Briefly, I have built one stove, a five gallon pocket rocket. Saw the elephant, smelled the smoke, diving in prototyping.
I picked up a new steel 30gallon drum yesterday. Standard size? Inside dimensions 18 inch diameter by 27 inches tall, or 46cm diameter by 69 cm tall, reader's choice.
I have some six inch single wall stove pipe. The only four inch I can get local is for pellet stoves, rated to 570dF only.
I have access to both clay split size firebrick, and pumice full size bricks.
My existing woodstove is a EPA cert non cat, weighs about 450 pounds all up. Got some years on it, parts are getting hard to find. Its on the second floor, wood framing below. The good news is it is on a Type II hearth, R=2.72.
I don't want to build a multi ton mass into the second floor of a house we are trying to sell. My wife and I are hoping to get the last of the kids out in maybe two more years and move into a smaller cottage type dwelling.
So I got this 30gallon barrel.
To maximize radiant output, I think I have two options. If I go with the 6" pipe throughout I'll need to build a brick/cob fire tunnel and feed tube in a metal box - with legs on it to get it off the floor, and then set the drum over the heat riser just like the mass heaters. Good experience and the 6" output will mate right up to my existing chimney if I can get the rocket to behave.
Second option would be to go with smaller diameter pipe to fit the burn tunnel and the heatriser inside the drum. Then I can put legs straight on the drum, save a bunch of weight but give up some output capacity via smaller diameter pipe.
Am I carrying a candle into the dark here? Does anyone have any BTU numbers so I can compare a 4-5-6 inch rocket stove with no mass heater to an EPA cert box type woodstove? I get the rocket uses too little wood to actually take the EPA test, but how much heat can the fool thing put out running as designed?
I'll see directly if I can drop links to photobucket in here, I may need 10 posts firsts or something...
Ambient air was +/- 10 degrees of zero farenheit, warm enough to play in the yard, cold enough to get really good draw.
Here is a really long handheld exposure of the first burn.
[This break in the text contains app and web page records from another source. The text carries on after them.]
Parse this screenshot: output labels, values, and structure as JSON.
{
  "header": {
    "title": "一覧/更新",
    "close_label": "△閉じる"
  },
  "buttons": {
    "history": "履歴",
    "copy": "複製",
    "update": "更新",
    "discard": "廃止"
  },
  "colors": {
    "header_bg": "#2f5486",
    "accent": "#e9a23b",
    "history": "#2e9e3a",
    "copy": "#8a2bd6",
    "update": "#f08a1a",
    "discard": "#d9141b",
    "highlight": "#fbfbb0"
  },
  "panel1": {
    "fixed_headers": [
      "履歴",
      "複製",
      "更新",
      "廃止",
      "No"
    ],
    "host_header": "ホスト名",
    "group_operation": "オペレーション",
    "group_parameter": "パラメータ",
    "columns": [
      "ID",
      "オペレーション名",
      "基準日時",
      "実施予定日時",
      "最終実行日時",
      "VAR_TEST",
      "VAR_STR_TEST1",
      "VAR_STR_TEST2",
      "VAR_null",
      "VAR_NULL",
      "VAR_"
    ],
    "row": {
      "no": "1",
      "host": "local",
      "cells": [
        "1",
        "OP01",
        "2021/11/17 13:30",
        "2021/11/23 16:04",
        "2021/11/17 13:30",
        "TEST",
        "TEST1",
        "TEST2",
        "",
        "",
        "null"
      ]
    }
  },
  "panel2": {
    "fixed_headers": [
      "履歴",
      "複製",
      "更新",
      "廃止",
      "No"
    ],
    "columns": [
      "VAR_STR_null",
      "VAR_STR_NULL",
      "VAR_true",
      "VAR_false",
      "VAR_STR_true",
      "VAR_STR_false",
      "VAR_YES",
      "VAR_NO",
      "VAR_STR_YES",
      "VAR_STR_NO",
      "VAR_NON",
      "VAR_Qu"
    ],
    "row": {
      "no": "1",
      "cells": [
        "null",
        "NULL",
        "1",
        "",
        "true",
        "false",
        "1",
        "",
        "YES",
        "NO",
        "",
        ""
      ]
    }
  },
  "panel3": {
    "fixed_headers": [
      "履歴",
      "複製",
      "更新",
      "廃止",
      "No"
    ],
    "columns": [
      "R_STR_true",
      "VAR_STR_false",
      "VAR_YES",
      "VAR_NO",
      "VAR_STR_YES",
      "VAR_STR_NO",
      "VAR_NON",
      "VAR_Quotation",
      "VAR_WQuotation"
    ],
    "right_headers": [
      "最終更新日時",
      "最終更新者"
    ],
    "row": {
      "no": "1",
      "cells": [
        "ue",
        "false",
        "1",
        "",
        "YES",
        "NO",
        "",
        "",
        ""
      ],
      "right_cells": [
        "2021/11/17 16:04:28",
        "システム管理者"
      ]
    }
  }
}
If you kinda squint you can see three realyl hot buckets, three really hot stacks and three flames , one each coming out the top of each stack - with those same little four sticks pictured above. The yellow/white stripe was me pointing the camera at my neighbor's back yard light hoping to get the shutter to close...
And finally, the second burn, stack out put. Not as impressive as the first burn, but still impressive to me.
If you just want a heater check out ZeroFossilFuel's 4" design. ZeroFossilFuel It can be scaled up for a 30gal barrel. It has a low final output temp suitable for a regular pipe flue. I was very impressed with the simplicity and relative low cost to build. Moderate fabrication skills and equipment are a general prerequisite.
He gives detailed plans and analysis of operation (pdf download) and some youtube vids of the project. You can search the forum here as he has posted some about this design.
"Necessity is the mother of invention" That's why I'm a Jack of all trades, Master of some and have learned that Knowledge is power, but information isn't necessarily knowledge.
You can also look at Peterberg stacked barrels one. "near pish easy to make"
Horizontal batch rocket made out of insulating firebricks don't weight much. You can do most of the core dry stacked. And bell wise they can cope with 60sqf 6M² of internal surface area (isa) for a six incher. You can find some home heating fuel or tractor fuel tanks which instead of round can be square/rectangular, and a 1000l, common in europe are usualy quite near the required isa. Square type can have bricks, concrete blocks, cobble stones, pavers or whatnot, dry stacked on top and on the sides for a little mass. I advise to butt the back of the tank against a massonry wall. And for less weight also for quick heat, leave the front bare.